# EXERCISE AIM:
Within the material below, how many lines include "JSON"? Answer with the count only.

# RECORDS SUPPLIED:

::::

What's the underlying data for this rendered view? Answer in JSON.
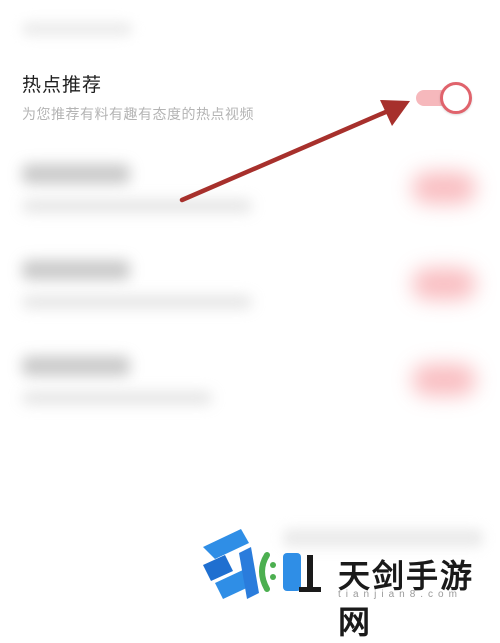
{
  "settings": {
    "hot_recommend": {
      "title": "热点推荐",
      "subtitle": "为您推荐有料有趣有态度的热点视频",
      "enabled": true
    }
  },
  "watermark": {
    "title": "天剑手游网",
    "subtitle": "tianjian8.com"
  },
  "colors": {
    "accent": "#e0636c",
    "track": "#f6b8bc",
    "arrow": "#a7302c",
    "title_text": "#1f1f1f",
    "subtitle_text": "#b4b4b4"
  }
}
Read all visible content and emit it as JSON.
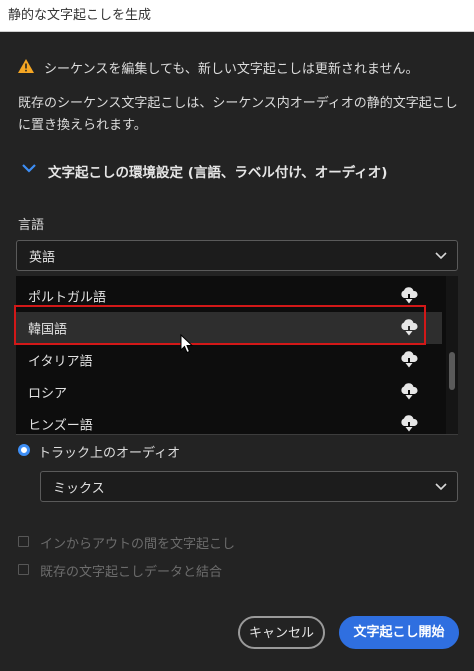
{
  "window": {
    "title": "静的な文字起こしを生成"
  },
  "warning": {
    "text": "シーケンスを編集しても、新しい文字起こしは更新されません。"
  },
  "description": "既存のシーケンス文字起こしは、シーケンス内オーディオの静的文字起こしに置き換えられます。",
  "section": {
    "title": "文字起こしの環境設定 (言語、ラベル付け、オーディオ)"
  },
  "language": {
    "label": "言語",
    "selected": "英語",
    "options": [
      {
        "label": "ポルトガル語",
        "icon": "cloud-download-icon"
      },
      {
        "label": "韓国語",
        "icon": "cloud-download-icon"
      },
      {
        "label": "イタリア語",
        "icon": "cloud-download-icon"
      },
      {
        "label": "ロシア",
        "icon": "cloud-download-icon"
      },
      {
        "label": "ヒンズー語",
        "icon": "cloud-download-icon"
      }
    ],
    "hovered_option": "韓国語"
  },
  "audio": {
    "radio_label": "トラック上のオーディオ",
    "selected": "ミックス"
  },
  "checkboxes": [
    {
      "label": "インからアウトの間を文字起こし",
      "checked": false,
      "enabled": false
    },
    {
      "label": "既存の文字起こしデータと結合",
      "checked": false,
      "enabled": false
    }
  ],
  "buttons": {
    "cancel": "キャンセル",
    "start": "文字起こし開始"
  },
  "colors": {
    "background": "#232323",
    "accent": "#2f6fe0",
    "warning": "#f5a623",
    "highlight_box": "#d21818"
  }
}
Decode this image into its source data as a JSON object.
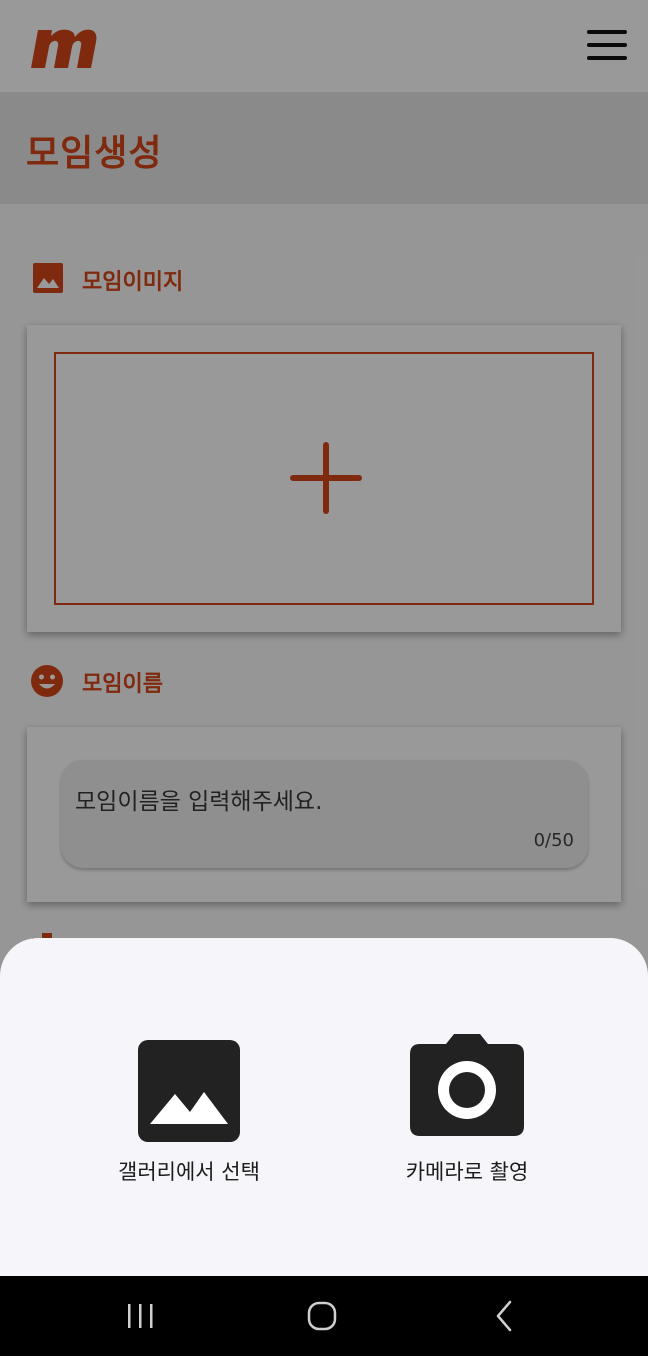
{
  "header": {
    "logo_icon": "brand-m-logo-icon",
    "menu_icon": "hamburger-menu-icon"
  },
  "page": {
    "title": "모임생성"
  },
  "sections": {
    "image": {
      "label": "모임이미지",
      "icon": "image-icon",
      "add_icon": "plus-icon"
    },
    "name": {
      "label": "모임이름",
      "icon": "smiley-face-icon",
      "placeholder": "모임이름을 입력해주세요.",
      "counter": "0/50"
    }
  },
  "bottom_sheet": {
    "options": [
      {
        "label": "갤러리에서 선택",
        "icon": "gallery-image-icon"
      },
      {
        "label": "카메라로 촬영",
        "icon": "camera-icon"
      }
    ]
  },
  "navbar": {
    "buttons": [
      "recent-apps-icon",
      "home-icon",
      "back-icon"
    ]
  },
  "colors": {
    "accent": "#d4471a",
    "sheet_bg": "#f6f5fa",
    "icon_dark": "#222222",
    "navbar_bg": "#000000"
  }
}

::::

# RESPONSE TO THE EXERCISE:
3